** Exercise aim **
Within the listing below, tally the lines where the word "denominador" appears, and answer with nothing but the tally.

== Data to process ==

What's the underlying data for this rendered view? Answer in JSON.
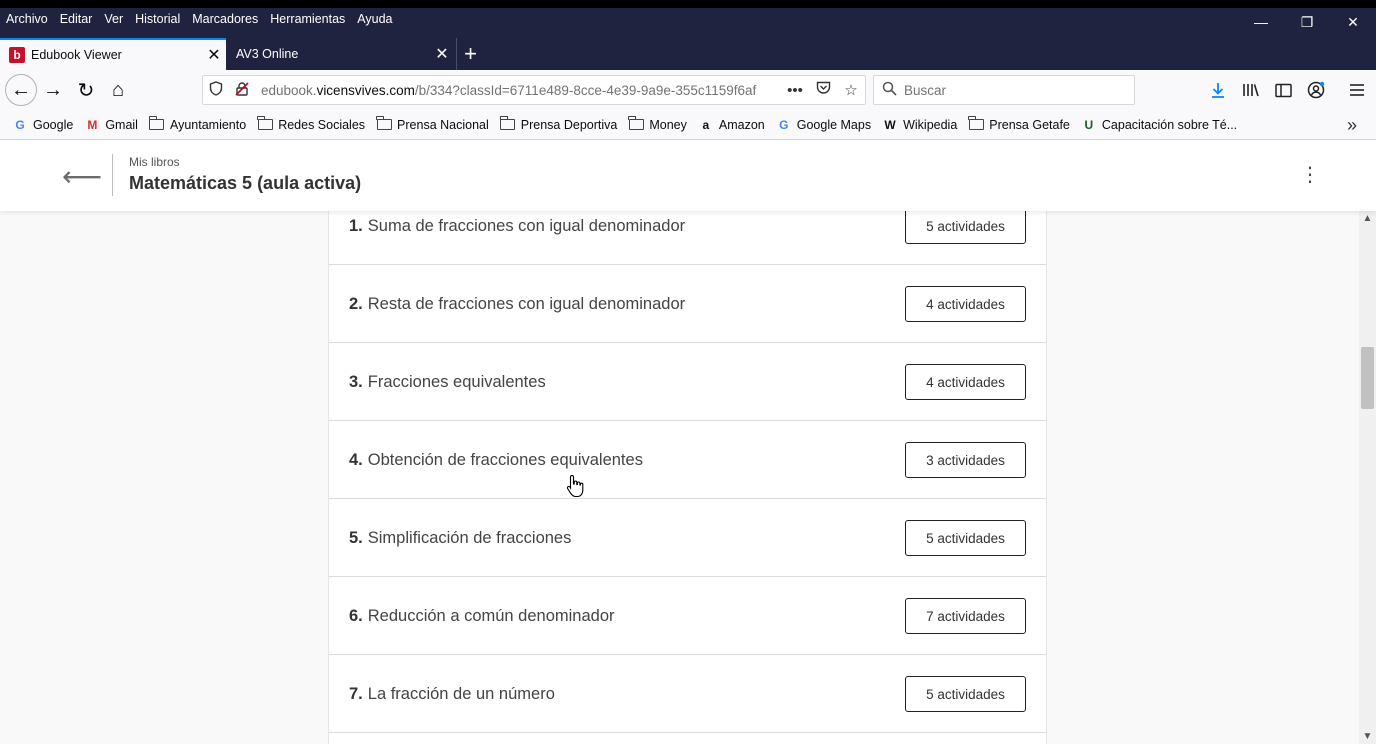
{
  "menu": {
    "items": [
      "Archivo",
      "Editar",
      "Ver",
      "Historial",
      "Marcadores",
      "Herramientas",
      "Ayuda"
    ]
  },
  "window_controls": {
    "minimize": "—",
    "restore": "❐",
    "close": "✕"
  },
  "tabs": [
    {
      "favicon": "b",
      "label": "Edubook Viewer",
      "close": "✕"
    },
    {
      "label": "AV3 Online",
      "close": "✕"
    }
  ],
  "new_tab": "+",
  "nav": {
    "back": "←",
    "forward": "→",
    "reload": "↻",
    "home": "⌂"
  },
  "urlbar": {
    "prefix": "edubook.",
    "domain": "vicensvives.com",
    "path": "/b/334?classId=6711e489-8cce-4e39-9a9e-355c1159f6af",
    "more": "•••"
  },
  "search": {
    "placeholder": "Buscar"
  },
  "bookmarks": [
    {
      "icon": "G",
      "label": "Google",
      "color": "#4285f4"
    },
    {
      "icon": "M",
      "label": "Gmail",
      "color": "#d93025"
    },
    {
      "icon": "folder",
      "label": "Ayuntamiento"
    },
    {
      "icon": "folder",
      "label": "Redes Sociales"
    },
    {
      "icon": "folder",
      "label": "Prensa Nacional"
    },
    {
      "icon": "folder",
      "label": "Prensa Deportiva"
    },
    {
      "icon": "folder",
      "label": "Money"
    },
    {
      "icon": "a",
      "label": "Amazon",
      "color": "#111111"
    },
    {
      "icon": "G",
      "label": "Google Maps",
      "color": "#4285f4"
    },
    {
      "icon": "W",
      "label": "Wikipedia",
      "color": "#111111"
    },
    {
      "icon": "folder",
      "label": "Prensa Getafe"
    },
    {
      "icon": "U",
      "label": "Capacitación sobre Té...",
      "color": "#1a5c2a"
    }
  ],
  "header": {
    "back_arrow": "⟵",
    "breadcrumb": "Mis libros",
    "title": "Matemáticas 5 (aula activa)",
    "menu": "⋮"
  },
  "lessons": [
    {
      "num": "1.",
      "title": "Suma de fracciones con igual denominador",
      "button": "5 actividades"
    },
    {
      "num": "2.",
      "title": "Resta de fracciones con igual denominador",
      "button": "4 actividades"
    },
    {
      "num": "3.",
      "title": "Fracciones equivalentes",
      "button": "4 actividades"
    },
    {
      "num": "4.",
      "title": "Obtención de fracciones equivalentes",
      "button": "3 actividades"
    },
    {
      "num": "5.",
      "title": "Simplificación de fracciones",
      "button": "5 actividades"
    },
    {
      "num": "6.",
      "title": "Reducción a común denominador",
      "button": "7 actividades"
    },
    {
      "num": "7.",
      "title": "La fracción de un número",
      "button": "5 actividades"
    }
  ],
  "colors": {
    "titlebar": "#202340",
    "accent": "#0a84ff",
    "favicon": "#c8102e"
  }
}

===

** Output of the task **
3